3) I’ve been lucky or maybe I’m not greedy enough! I have a great network of people who refer projects to me, and because I’ve made the decision to work in an immersive way with clients on major projects, I can only focus on two to three projects at a time. The unpredictable funding climate means that commitments and announcements are being delayed, and that affects long-lead outreach. With less magazines in print, there is more competition for fewer pages.
4) Because we’re all on information overload and receiving our information on smaller and smaller devices, I’ve found it essential to deliver communications that are clear, compelling and concise. As in social conversations, you introduce an idea to see if it’s of interest, then you can go more in-depth once the door’s open.
Reiber+Partners Ltd., London
1) 70% of our PR activities focus on delivering outstanding international press services designed to promote major cultural projects and institutions. Press exposure is generated across a number of sectors including arts & culture, consumer, lifestyle, business, design and leisure. The rest of our activities focus on delivering larger communication strategies (including marketing alliances in some cases) designed to support our clients’ needs for a stronger identity and clearer profile.

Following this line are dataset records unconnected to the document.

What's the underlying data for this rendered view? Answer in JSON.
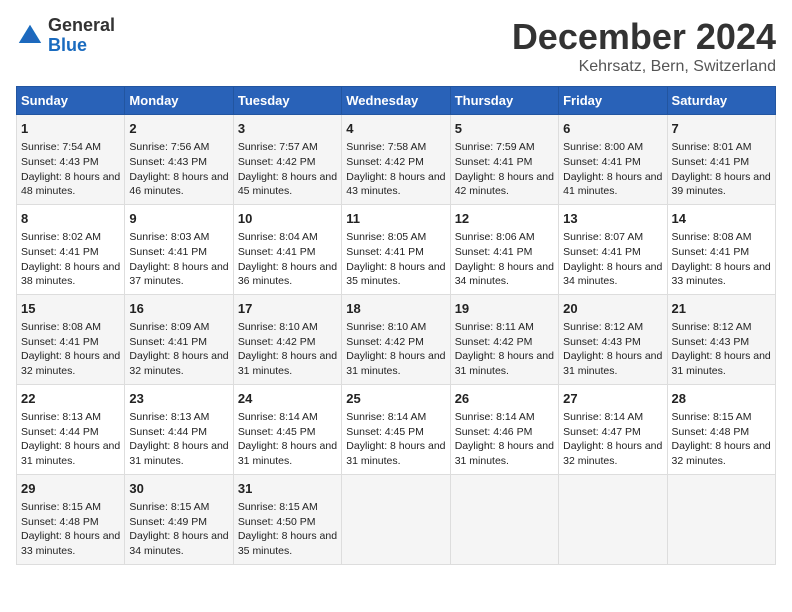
{
  "logo": {
    "general": "General",
    "blue": "Blue"
  },
  "title": "December 2024",
  "subtitle": "Kehrsatz, Bern, Switzerland",
  "days_header": [
    "Sunday",
    "Monday",
    "Tuesday",
    "Wednesday",
    "Thursday",
    "Friday",
    "Saturday"
  ],
  "weeks": [
    [
      {
        "num": "1",
        "sunrise": "Sunrise: 7:54 AM",
        "sunset": "Sunset: 4:43 PM",
        "daylight": "Daylight: 8 hours and 48 minutes."
      },
      {
        "num": "2",
        "sunrise": "Sunrise: 7:56 AM",
        "sunset": "Sunset: 4:43 PM",
        "daylight": "Daylight: 8 hours and 46 minutes."
      },
      {
        "num": "3",
        "sunrise": "Sunrise: 7:57 AM",
        "sunset": "Sunset: 4:42 PM",
        "daylight": "Daylight: 8 hours and 45 minutes."
      },
      {
        "num": "4",
        "sunrise": "Sunrise: 7:58 AM",
        "sunset": "Sunset: 4:42 PM",
        "daylight": "Daylight: 8 hours and 43 minutes."
      },
      {
        "num": "5",
        "sunrise": "Sunrise: 7:59 AM",
        "sunset": "Sunset: 4:41 PM",
        "daylight": "Daylight: 8 hours and 42 minutes."
      },
      {
        "num": "6",
        "sunrise": "Sunrise: 8:00 AM",
        "sunset": "Sunset: 4:41 PM",
        "daylight": "Daylight: 8 hours and 41 minutes."
      },
      {
        "num": "7",
        "sunrise": "Sunrise: 8:01 AM",
        "sunset": "Sunset: 4:41 PM",
        "daylight": "Daylight: 8 hours and 39 minutes."
      }
    ],
    [
      {
        "num": "8",
        "sunrise": "Sunrise: 8:02 AM",
        "sunset": "Sunset: 4:41 PM",
        "daylight": "Daylight: 8 hours and 38 minutes."
      },
      {
        "num": "9",
        "sunrise": "Sunrise: 8:03 AM",
        "sunset": "Sunset: 4:41 PM",
        "daylight": "Daylight: 8 hours and 37 minutes."
      },
      {
        "num": "10",
        "sunrise": "Sunrise: 8:04 AM",
        "sunset": "Sunset: 4:41 PM",
        "daylight": "Daylight: 8 hours and 36 minutes."
      },
      {
        "num": "11",
        "sunrise": "Sunrise: 8:05 AM",
        "sunset": "Sunset: 4:41 PM",
        "daylight": "Daylight: 8 hours and 35 minutes."
      },
      {
        "num": "12",
        "sunrise": "Sunrise: 8:06 AM",
        "sunset": "Sunset: 4:41 PM",
        "daylight": "Daylight: 8 hours and 34 minutes."
      },
      {
        "num": "13",
        "sunrise": "Sunrise: 8:07 AM",
        "sunset": "Sunset: 4:41 PM",
        "daylight": "Daylight: 8 hours and 34 minutes."
      },
      {
        "num": "14",
        "sunrise": "Sunrise: 8:08 AM",
        "sunset": "Sunset: 4:41 PM",
        "daylight": "Daylight: 8 hours and 33 minutes."
      }
    ],
    [
      {
        "num": "15",
        "sunrise": "Sunrise: 8:08 AM",
        "sunset": "Sunset: 4:41 PM",
        "daylight": "Daylight: 8 hours and 32 minutes."
      },
      {
        "num": "16",
        "sunrise": "Sunrise: 8:09 AM",
        "sunset": "Sunset: 4:41 PM",
        "daylight": "Daylight: 8 hours and 32 minutes."
      },
      {
        "num": "17",
        "sunrise": "Sunrise: 8:10 AM",
        "sunset": "Sunset: 4:42 PM",
        "daylight": "Daylight: 8 hours and 31 minutes."
      },
      {
        "num": "18",
        "sunrise": "Sunrise: 8:10 AM",
        "sunset": "Sunset: 4:42 PM",
        "daylight": "Daylight: 8 hours and 31 minutes."
      },
      {
        "num": "19",
        "sunrise": "Sunrise: 8:11 AM",
        "sunset": "Sunset: 4:42 PM",
        "daylight": "Daylight: 8 hours and 31 minutes."
      },
      {
        "num": "20",
        "sunrise": "Sunrise: 8:12 AM",
        "sunset": "Sunset: 4:43 PM",
        "daylight": "Daylight: 8 hours and 31 minutes."
      },
      {
        "num": "21",
        "sunrise": "Sunrise: 8:12 AM",
        "sunset": "Sunset: 4:43 PM",
        "daylight": "Daylight: 8 hours and 31 minutes."
      }
    ],
    [
      {
        "num": "22",
        "sunrise": "Sunrise: 8:13 AM",
        "sunset": "Sunset: 4:44 PM",
        "daylight": "Daylight: 8 hours and 31 minutes."
      },
      {
        "num": "23",
        "sunrise": "Sunrise: 8:13 AM",
        "sunset": "Sunset: 4:44 PM",
        "daylight": "Daylight: 8 hours and 31 minutes."
      },
      {
        "num": "24",
        "sunrise": "Sunrise: 8:14 AM",
        "sunset": "Sunset: 4:45 PM",
        "daylight": "Daylight: 8 hours and 31 minutes."
      },
      {
        "num": "25",
        "sunrise": "Sunrise: 8:14 AM",
        "sunset": "Sunset: 4:45 PM",
        "daylight": "Daylight: 8 hours and 31 minutes."
      },
      {
        "num": "26",
        "sunrise": "Sunrise: 8:14 AM",
        "sunset": "Sunset: 4:46 PM",
        "daylight": "Daylight: 8 hours and 31 minutes."
      },
      {
        "num": "27",
        "sunrise": "Sunrise: 8:14 AM",
        "sunset": "Sunset: 4:47 PM",
        "daylight": "Daylight: 8 hours and 32 minutes."
      },
      {
        "num": "28",
        "sunrise": "Sunrise: 8:15 AM",
        "sunset": "Sunset: 4:48 PM",
        "daylight": "Daylight: 8 hours and 32 minutes."
      }
    ],
    [
      {
        "num": "29",
        "sunrise": "Sunrise: 8:15 AM",
        "sunset": "Sunset: 4:48 PM",
        "daylight": "Daylight: 8 hours and 33 minutes."
      },
      {
        "num": "30",
        "sunrise": "Sunrise: 8:15 AM",
        "sunset": "Sunset: 4:49 PM",
        "daylight": "Daylight: 8 hours and 34 minutes."
      },
      {
        "num": "31",
        "sunrise": "Sunrise: 8:15 AM",
        "sunset": "Sunset: 4:50 PM",
        "daylight": "Daylight: 8 hours and 35 minutes."
      },
      null,
      null,
      null,
      null
    ]
  ]
}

2) Generally clients call on our expertise for international profile and visibility. We enjoy a fantastic reputation, being continuously recommended by one prestigious institution to another in London and abroad (Paris, Istanbul, Moscow, etc.). We believe we are uniquely positioned in London to deliver this level of international press services. Beside the consistent quality of our delivery, our clients strongly value our boutique and highly personal approach, and the fact that we are all multilingual gives us privileged access to a large number of foreign journalists. Being foreigners ourselves in the UK does help our profile!
3 and 4) Not at all. We became more successful with the recession. Bigger and more expensive corporate PR companies lost some of their clients who could no longer afford them. Interestingly, these clients have come to realize they have over-spent on these huge PR companies for years. The boutique approach does work very well and responds to the way people think today in the middle of a recession. There is a great opportunity for smaller PR companies to thrive.
Blake Zidell & Associates, New York
1) Publicity, so I help them get editorial coverage in print and online media, public radio and television shows.
2) I tend to represent New York-based artists, arts institutions and companies. My focus and contacts are very interdisciplinary, and I am uniquely suited to artists and organizations working in several fields at once.
3) Absolutely. It diminished many clients’ budgets, but many have recovered already.
4) We used to snail mail and press release. Ha! Now I hand-pick an e-mailing list when I send out press releases. I also find that it is crucial to have ‘assets’ to offer online magazines and blogs: things like videos, MP3s and exclusive content.